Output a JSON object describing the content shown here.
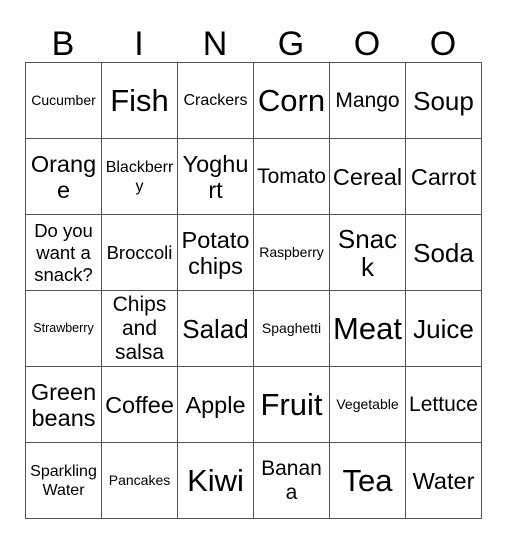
{
  "card": {
    "title_letters": [
      "B",
      "I",
      "N",
      "G",
      "O",
      "O"
    ],
    "columns": 6,
    "rows": 6,
    "colors": {
      "background": "#ffffff",
      "grid_line": "#555555",
      "text": "#000000"
    },
    "cells": [
      [
        {
          "label": "Cucumber",
          "size": "fs-sm"
        },
        {
          "label": "Fish",
          "size": "fs-4xl"
        },
        {
          "label": "Crackers",
          "size": "fs-md"
        },
        {
          "label": "Corn",
          "size": "fs-4xl"
        },
        {
          "label": "Mango",
          "size": "fs-xl"
        },
        {
          "label": "Soup",
          "size": "fs-3xl"
        }
      ],
      [
        {
          "label": "Orange",
          "size": "fs-2xl"
        },
        {
          "label": "Blackberry",
          "size": "fs-md"
        },
        {
          "label": "Yoghurt",
          "size": "fs-2xl"
        },
        {
          "label": "Tomato",
          "size": "fs-xl"
        },
        {
          "label": "Cereal",
          "size": "fs-2xl"
        },
        {
          "label": "Carrot",
          "size": "fs-2xl"
        }
      ],
      [
        {
          "label": "Do you want a snack?",
          "size": "fs-lg"
        },
        {
          "label": "Broccoli",
          "size": "fs-lg"
        },
        {
          "label": "Potato chips",
          "size": "fs-2xl"
        },
        {
          "label": "Raspberry",
          "size": "fs-sm"
        },
        {
          "label": "Snack",
          "size": "fs-3xl"
        },
        {
          "label": "Soda",
          "size": "fs-3xl"
        }
      ],
      [
        {
          "label": "Strawberry",
          "size": "fs-xs"
        },
        {
          "label": "Chips and salsa",
          "size": "fs-xl"
        },
        {
          "label": "Salad",
          "size": "fs-3xl"
        },
        {
          "label": "Spaghetti",
          "size": "fs-sm"
        },
        {
          "label": "Meat",
          "size": "fs-4xl"
        },
        {
          "label": "Juice",
          "size": "fs-3xl"
        }
      ],
      [
        {
          "label": "Green beans",
          "size": "fs-2xl"
        },
        {
          "label": "Coffee",
          "size": "fs-2xl"
        },
        {
          "label": "Apple",
          "size": "fs-2xl"
        },
        {
          "label": "Fruit",
          "size": "fs-4xl"
        },
        {
          "label": "Vegetable",
          "size": "fs-sm"
        },
        {
          "label": "Lettuce",
          "size": "fs-xl"
        }
      ],
      [
        {
          "label": "Sparkling Water",
          "size": "fs-md"
        },
        {
          "label": "Pancakes",
          "size": "fs-sm"
        },
        {
          "label": "Kiwi",
          "size": "fs-4xl"
        },
        {
          "label": "Banana",
          "size": "fs-xl"
        },
        {
          "label": "Tea",
          "size": "fs-4xl"
        },
        {
          "label": "Water",
          "size": "fs-2xl"
        }
      ]
    ]
  }
}
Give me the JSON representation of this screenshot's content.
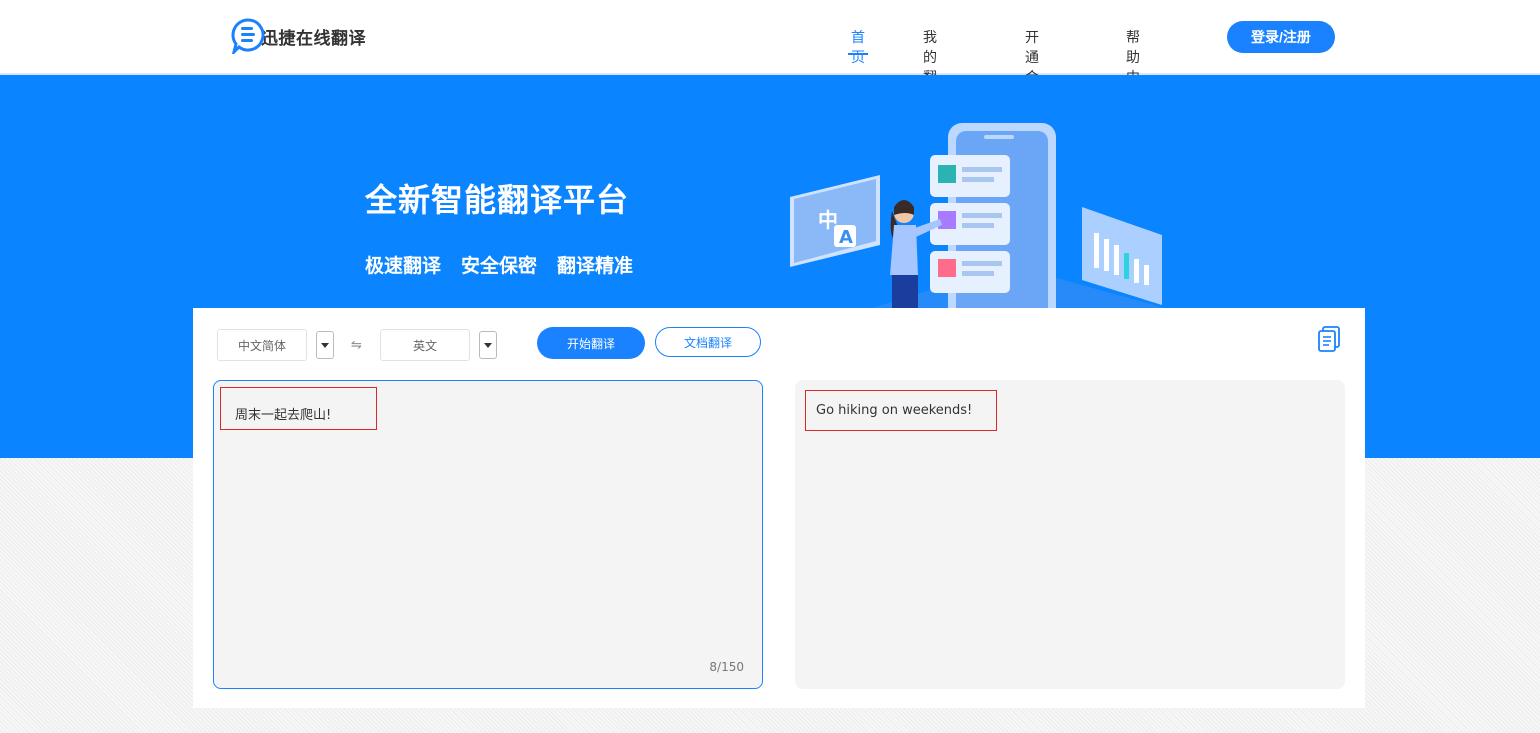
{
  "header": {
    "logo_text": "迅捷在线翻译",
    "nav": [
      {
        "label": "首页",
        "active": true
      },
      {
        "label": "我的翻译",
        "active": false
      },
      {
        "label": "开通会员",
        "active": false
      },
      {
        "label": "帮助中心",
        "active": false
      }
    ],
    "login_label": "登录/注册"
  },
  "hero": {
    "title": "全新智能翻译平台",
    "features": [
      "极速翻译",
      "安全保密",
      "翻译精准"
    ],
    "illustration_chars": {
      "zh": "中",
      "en": "A"
    }
  },
  "translator": {
    "source_lang": "中文简体",
    "swap_symbol": "⇋",
    "target_lang": "英文",
    "start_label": "开始翻译",
    "doc_label": "文档翻译",
    "source_text": "周末一起去爬山!",
    "char_count": "8/150",
    "result_text": "Go hiking on weekends!"
  },
  "colors": {
    "accent": "#1a82ff",
    "hero_bg": "#0a84ff",
    "highlight_border": "#d82a2a"
  },
  "icons": {
    "logo": "chat-bubble-lines-icon",
    "dropdown": "caret-down-icon",
    "swap": "swap-arrows-icon",
    "copy": "copy-icon"
  }
}
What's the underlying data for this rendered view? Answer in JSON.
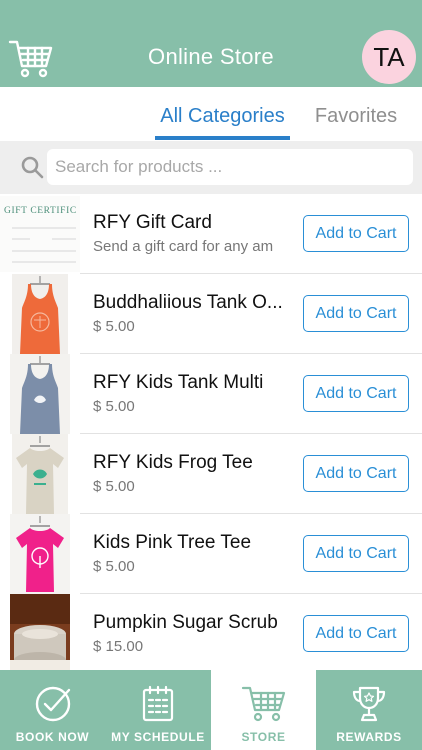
{
  "header": {
    "title": "Online Store",
    "avatar_initials": "TA",
    "cart_icon": "cart-icon"
  },
  "tabs": [
    {
      "label": "All Categories",
      "active": true
    },
    {
      "label": "Favorites",
      "active": false
    }
  ],
  "search": {
    "placeholder": "Search for products ...",
    "value": ""
  },
  "products": [
    {
      "name": "RFY Gift Card",
      "subtitle": "Send a gift card for any am",
      "image": "gift-certificate",
      "thumb_text": "GIFT CERTIFIC",
      "button": "Add to Cart"
    },
    {
      "name": "Buddhaliious Tank O...",
      "subtitle": "$ 5.00",
      "image": "orange-tank-top",
      "button": "Add to Cart"
    },
    {
      "name": "RFY Kids Tank Multi",
      "subtitle": "$ 5.00",
      "image": "blue-tank-top",
      "button": "Add to Cart"
    },
    {
      "name": "RFY Kids Frog Tee",
      "subtitle": "$ 5.00",
      "image": "beige-tee",
      "button": "Add to Cart"
    },
    {
      "name": "Kids Pink Tree Tee",
      "subtitle": "$ 5.00",
      "image": "pink-tee",
      "button": "Add to Cart"
    },
    {
      "name": "Pumpkin Sugar Scrub",
      "subtitle": "$ 15.00",
      "image": "scrub-jar",
      "button": "Add to Cart"
    }
  ],
  "bottom_nav": [
    {
      "label": "BOOK NOW",
      "icon": "check-circle-icon",
      "active": false
    },
    {
      "label": "MY SCHEDULE",
      "icon": "calendar-icon",
      "active": false
    },
    {
      "label": "STORE",
      "icon": "cart-icon",
      "active": true
    },
    {
      "label": "REWARDS",
      "icon": "trophy-icon",
      "active": false
    }
  ],
  "colors": {
    "brand": "#87bfa9",
    "accent": "#2a8fd6",
    "avatar_bg": "#fbd3df"
  }
}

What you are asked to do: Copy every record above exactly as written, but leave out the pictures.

Task result:
Output a JSON object describing the content shown here.
{
  "card": {
    "title_letters": [
      "B",
      "I",
      "N",
      "G",
      "O",
      "O"
    ],
    "columns": 6,
    "rows": 6,
    "colors": {
      "background": "#ffffff",
      "grid_line": "#555555",
      "text": "#000000"
    },
    "cells": [
      [
        {
          "label": "Cucumber",
          "size": "fs-sm"
        },
        {
          "label": "Fish",
          "size": "fs-4xl"
        },
        {
          "label": "Crackers",
          "size": "fs-md"
        },
        {
          "label": "Corn",
          "size": "fs-4xl"
        },
        {
          "label": "Mango",
          "size": "fs-xl"
        },
        {
          "label": "Soup",
          "size": "fs-3xl"
        }
      ],
      [
        {
          "label": "Orange",
          "size": "fs-2xl"
        },
        {
          "label": "Blackberry",
          "size": "fs-md"
        },
        {
          "label": "Yoghurt",
          "size": "fs-2xl"
        },
        {
          "label": "Tomato",
          "size": "fs-xl"
        },
        {
          "label": "Cereal",
          "size": "fs-2xl"
        },
        {
          "label": "Carrot",
          "size": "fs-2xl"
        }
      ],
      [
        {
          "label": "Do you want a snack?",
          "size": "fs-lg"
        },
        {
          "label": "Broccoli",
          "size": "fs-lg"
        },
        {
          "label": "Potato chips",
          "size": "fs-2xl"
        },
        {
          "label": "Raspberry",
          "size": "fs-sm"
        },
        {
          "label": "Snack",
          "size": "fs-3xl"
        },
        {
          "label": "Soda",
          "size": "fs-3xl"
        }
      ],
      [
        {
          "label": "Strawberry",
          "size": "fs-xs"
        },
        {
          "label": "Chips and salsa",
          "size": "fs-xl"
        },
        {
          "label": "Salad",
          "size": "fs-3xl"
        },
        {
          "label": "Spaghetti",
          "size": "fs-sm"
        },
        {
          "label": "Meat",
          "size": "fs-4xl"
        },
        {
          "label": "Juice",
          "size": "fs-3xl"
        }
      ],
      [
        {
          "label": "Green beans",
          "size": "fs-2xl"
        },
        {
          "label": "Coffee",
          "size": "fs-2xl"
        },
        {
          "label": "Apple",
          "size": "fs-2xl"
        },
        {
          "label": "Fruit",
          "size": "fs-4xl"
        },
        {
          "label": "Vegetable",
          "size": "fs-sm"
        },
        {
          "label": "Lettuce",
          "size": "fs-xl"
        }
      ],
      [
        {
          "label": "Sparkling Water",
          "size": "fs-md"
        },
        {
          "label": "Pancakes",
          "size": "fs-sm"
        },
        {
          "label": "Kiwi",
          "size": "fs-4xl"
        },
        {
          "label": "Banana",
          "size": "fs-xl"
        },
        {
          "label": "Tea",
          "size": "fs-4xl"
        },
        {
          "label": "Water",
          "size": "fs-2xl"
        }
      ]
    ]
  }
}
Give me the JSON representation of this screenshot's content.
{
  "header": {
    "logo_text": "迅捷在线翻译",
    "nav": [
      {
        "label": "首页",
        "active": true
      },
      {
        "label": "我的翻译",
        "active": false
      },
      {
        "label": "开通会员",
        "active": false
      },
      {
        "label": "帮助中心",
        "active": false
      }
    ],
    "login_label": "登录/注册"
  },
  "hero": {
    "title": "全新智能翻译平台",
    "features": [
      "极速翻译",
      "安全保密",
      "翻译精准"
    ],
    "illustration_chars": {
      "zh": "中",
      "en": "A"
    }
  },
  "translator": {
    "source_lang": "中文简体",
    "swap_symbol": "⇋",
    "target_lang": "英文",
    "start_label": "开始翻译",
    "doc_label": "文档翻译",
    "source_text": "周末一起去爬山!",
    "char_count": "8/150",
    "result_text": "Go hiking on weekends!"
  },
  "colors": {
    "accent": "#1a82ff",
    "hero_bg": "#0a84ff",
    "highlight_border": "#d82a2a"
  },
  "icons": {
    "logo": "chat-bubble-lines-icon",
    "dropdown": "caret-down-icon",
    "swap": "swap-arrows-icon",
    "copy": "copy-icon"
  }
}
What's the underlying data for this rendered view? Answer in JSON.
{
  "header": {
    "title": "Online Store",
    "avatar_initials": "TA",
    "cart_icon": "cart-icon"
  },
  "tabs": [
    {
      "label": "All Categories",
      "active": true
    },
    {
      "label": "Favorites",
      "active": false
    }
  ],
  "search": {
    "placeholder": "Search for products ...",
    "value": ""
  },
  "products": [
    {
      "name": "RFY Gift Card",
      "subtitle": "Send a gift card for any am",
      "image": "gift-certificate",
      "thumb_text": "GIFT CERTIFIC",
      "button": "Add to Cart"
    },
    {
      "name": "Buddhaliious Tank O...",
      "subtitle": "$ 5.00",
      "image": "orange-tank-top",
      "button": "Add to Cart"
    },
    {
      "name": "RFY Kids Tank Multi",
      "subtitle": "$ 5.00",
      "image": "blue-tank-top",
      "button": "Add to Cart"
    },
    {
      "name": "RFY Kids Frog Tee",
      "subtitle": "$ 5.00",
      "image": "beige-tee",
      "button": "Add to Cart"
    },
    {
      "name": "Kids Pink Tree Tee",
      "subtitle": "$ 5.00",
      "image": "pink-tee",
      "button": "Add to Cart"
    },
    {
      "name": "Pumpkin Sugar Scrub",
      "subtitle": "$ 15.00",
      "image": "scrub-jar",
      "button": "Add to Cart"
    }
  ],
  "bottom_nav": [
    {
      "label": "BOOK NOW",
      "icon": "check-circle-icon",
      "active": false
    },
    {
      "label": "MY SCHEDULE",
      "icon": "calendar-icon",
      "active": false
    },
    {
      "label": "STORE",
      "icon": "cart-icon",
      "active": true
    },
    {
      "label": "REWARDS",
      "icon": "trophy-icon",
      "active": false
    }
  ],
  "colors": {
    "brand": "#87bfa9",
    "accent": "#2a8fd6",
    "avatar_bg": "#fbd3df"
  }
}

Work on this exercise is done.